The other issue I have is with its length. I wasn’t even pushing myself, and often took my time in terms of scouting the area and even tracking down runes and bone charms (the latter are minor augmentations that could be equipped) and ended up beating the game in between ten and eleven hours. With the somewhat interesting story involving assassinations, framing, supernatural happens and such, it seems to be a bit brief overall. If anything, it feels more like an expansion pack to another game, rather than a full fledged title, through brevity and especially its ending. Each of the areas that can be explored invite a replayability vibe, whether it be tracking down every little thing there is, or perfecting a stealthy strategy. To that end, Dishonored does succeed, and it does urge me to take on each chapter once again, but the brevity of the main game as a whole is quite disappointing. I could see how another 5-7 hours could have been developed, without being intrusive.
Arkane Studios really nailed an audio and video package that go hand in hand in both complimenting each other, as well as offering a vivid enough appearance that will be remembered for some time. The caricature-like style adds a sense of charm, intrigue and presence. The world its self sustains a vast amount of quality and detail, though not overly obnoxious. As a whole, Dishonored has a visual style that compliments the premise, and it would feel completely foreign if the style were taken to another direction.
In terms of an audio experience, it hits all the right notes in each department. The musical interludes are fitting and moody, further complimenting the visual and gameplay packages. Voice acting is strong, though for the most part, it seems a bit monotone. There’s plenty of effort and passion in the lines delivered, though most of the situations in which dialog is spoken, there’s no real push to infuse more emotion into what is said. Sadly there are a number of guard comments that are repeated a little too often as well, though that’s not much of a quibble. Each effect sounds proper, fitting in with each situation at hand. Nothing stands out, but again, as with the music and voice acting, it all compliments the bigger picture in such a way.

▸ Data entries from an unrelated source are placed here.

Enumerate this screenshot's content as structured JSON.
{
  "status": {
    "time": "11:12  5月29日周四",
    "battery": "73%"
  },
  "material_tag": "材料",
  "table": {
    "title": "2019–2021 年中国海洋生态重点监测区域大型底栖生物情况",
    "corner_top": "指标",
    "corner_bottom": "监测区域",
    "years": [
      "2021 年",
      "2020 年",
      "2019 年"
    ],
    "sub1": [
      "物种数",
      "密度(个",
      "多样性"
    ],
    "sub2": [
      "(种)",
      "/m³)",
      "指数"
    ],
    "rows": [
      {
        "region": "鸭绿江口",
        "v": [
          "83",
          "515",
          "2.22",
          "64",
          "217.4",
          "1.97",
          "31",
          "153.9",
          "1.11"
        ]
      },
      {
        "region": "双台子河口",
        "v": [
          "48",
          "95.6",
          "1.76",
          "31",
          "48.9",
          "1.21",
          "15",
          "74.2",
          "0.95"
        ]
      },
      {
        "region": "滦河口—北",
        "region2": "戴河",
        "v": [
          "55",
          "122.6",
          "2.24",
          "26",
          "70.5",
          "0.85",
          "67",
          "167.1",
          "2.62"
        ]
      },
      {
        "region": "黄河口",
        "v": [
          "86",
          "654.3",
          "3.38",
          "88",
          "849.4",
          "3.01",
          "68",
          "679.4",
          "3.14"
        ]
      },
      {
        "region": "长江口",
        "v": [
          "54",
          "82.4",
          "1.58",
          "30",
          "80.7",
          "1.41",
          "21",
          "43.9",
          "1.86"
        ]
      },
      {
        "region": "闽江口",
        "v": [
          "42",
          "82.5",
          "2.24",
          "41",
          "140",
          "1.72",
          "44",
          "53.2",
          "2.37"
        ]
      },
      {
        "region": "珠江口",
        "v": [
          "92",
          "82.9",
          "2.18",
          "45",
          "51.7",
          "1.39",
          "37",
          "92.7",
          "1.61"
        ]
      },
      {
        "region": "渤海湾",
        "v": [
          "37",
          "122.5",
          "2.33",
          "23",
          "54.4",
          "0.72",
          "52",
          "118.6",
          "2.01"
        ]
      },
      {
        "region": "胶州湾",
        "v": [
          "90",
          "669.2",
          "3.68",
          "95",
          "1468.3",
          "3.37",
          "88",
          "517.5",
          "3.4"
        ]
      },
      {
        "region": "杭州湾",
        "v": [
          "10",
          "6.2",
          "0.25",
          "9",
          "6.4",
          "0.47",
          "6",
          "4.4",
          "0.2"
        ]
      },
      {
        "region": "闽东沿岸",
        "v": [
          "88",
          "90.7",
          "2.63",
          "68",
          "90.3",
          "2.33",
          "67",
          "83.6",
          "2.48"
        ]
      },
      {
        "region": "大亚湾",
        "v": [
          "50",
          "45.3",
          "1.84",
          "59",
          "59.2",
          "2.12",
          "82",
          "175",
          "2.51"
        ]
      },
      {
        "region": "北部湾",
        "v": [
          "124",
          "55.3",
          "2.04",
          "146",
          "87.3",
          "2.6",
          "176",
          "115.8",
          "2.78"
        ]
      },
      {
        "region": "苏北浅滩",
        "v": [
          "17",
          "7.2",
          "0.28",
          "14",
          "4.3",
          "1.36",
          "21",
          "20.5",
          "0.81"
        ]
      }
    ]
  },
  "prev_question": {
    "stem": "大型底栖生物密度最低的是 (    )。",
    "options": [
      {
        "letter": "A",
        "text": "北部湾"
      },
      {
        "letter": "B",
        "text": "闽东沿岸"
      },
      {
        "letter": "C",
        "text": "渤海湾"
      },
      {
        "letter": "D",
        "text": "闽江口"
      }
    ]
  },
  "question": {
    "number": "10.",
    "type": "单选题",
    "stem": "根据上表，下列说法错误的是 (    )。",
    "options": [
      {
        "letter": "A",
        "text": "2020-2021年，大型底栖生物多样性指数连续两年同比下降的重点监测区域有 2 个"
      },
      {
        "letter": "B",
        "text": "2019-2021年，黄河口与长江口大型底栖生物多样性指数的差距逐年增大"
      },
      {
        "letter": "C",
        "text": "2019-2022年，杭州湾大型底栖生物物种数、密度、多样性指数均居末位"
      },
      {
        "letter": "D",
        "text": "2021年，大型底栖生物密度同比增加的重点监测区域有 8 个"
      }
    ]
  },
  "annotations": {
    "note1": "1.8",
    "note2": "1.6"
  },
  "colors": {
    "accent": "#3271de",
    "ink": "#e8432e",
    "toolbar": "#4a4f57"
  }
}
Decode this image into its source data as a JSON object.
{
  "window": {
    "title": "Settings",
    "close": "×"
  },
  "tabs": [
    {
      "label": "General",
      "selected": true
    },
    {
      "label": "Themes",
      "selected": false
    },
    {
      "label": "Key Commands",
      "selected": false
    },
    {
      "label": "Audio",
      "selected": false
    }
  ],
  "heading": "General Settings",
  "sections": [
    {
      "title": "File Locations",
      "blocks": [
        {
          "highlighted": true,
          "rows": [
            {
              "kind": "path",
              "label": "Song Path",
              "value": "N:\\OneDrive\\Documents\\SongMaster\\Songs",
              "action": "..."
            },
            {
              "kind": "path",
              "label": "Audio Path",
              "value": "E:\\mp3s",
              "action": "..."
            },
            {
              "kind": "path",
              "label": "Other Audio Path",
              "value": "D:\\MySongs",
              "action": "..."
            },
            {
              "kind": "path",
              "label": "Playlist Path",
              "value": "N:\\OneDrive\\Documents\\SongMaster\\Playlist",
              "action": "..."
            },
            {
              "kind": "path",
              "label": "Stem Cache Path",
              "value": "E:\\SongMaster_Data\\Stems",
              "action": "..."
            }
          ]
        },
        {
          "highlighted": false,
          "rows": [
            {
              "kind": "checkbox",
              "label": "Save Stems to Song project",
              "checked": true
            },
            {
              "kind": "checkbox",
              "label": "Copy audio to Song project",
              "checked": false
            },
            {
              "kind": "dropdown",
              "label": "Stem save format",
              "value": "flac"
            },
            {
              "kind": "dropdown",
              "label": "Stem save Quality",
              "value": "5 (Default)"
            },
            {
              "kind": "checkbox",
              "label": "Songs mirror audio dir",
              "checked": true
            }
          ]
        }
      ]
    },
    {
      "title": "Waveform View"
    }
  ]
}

Dishonored is the kind of game that’s best summed up as a strong Gamefly rental, or a recommended purchase when the price drops. Its brevity overall, along with wildly inconsistent enemy AI, as well as a opening chapter that nearly kills the urge to venture forward, really hurts its prospects as a full price purchase. What has to be applauded over and over is the approach of which the gameplay lets the players take. Sure, the main game its self is too short, no matter how much time is taken, but there’s a sense of freedom in how the game can be played, that supersedes most other games with a similar premise. It’s encouragement in experimentation does add replay value, but I just wish there were a bit more overall. It’s worth playing, especially for the meticulous player that wants to carefully think out each move ten moves beforehand (definitely if possessing a rat and bypassing a modest portion of real estate sounds like its up your alley), and has a number of successes hidden under its belt, but I wouldn’t recommend it at its current price tag.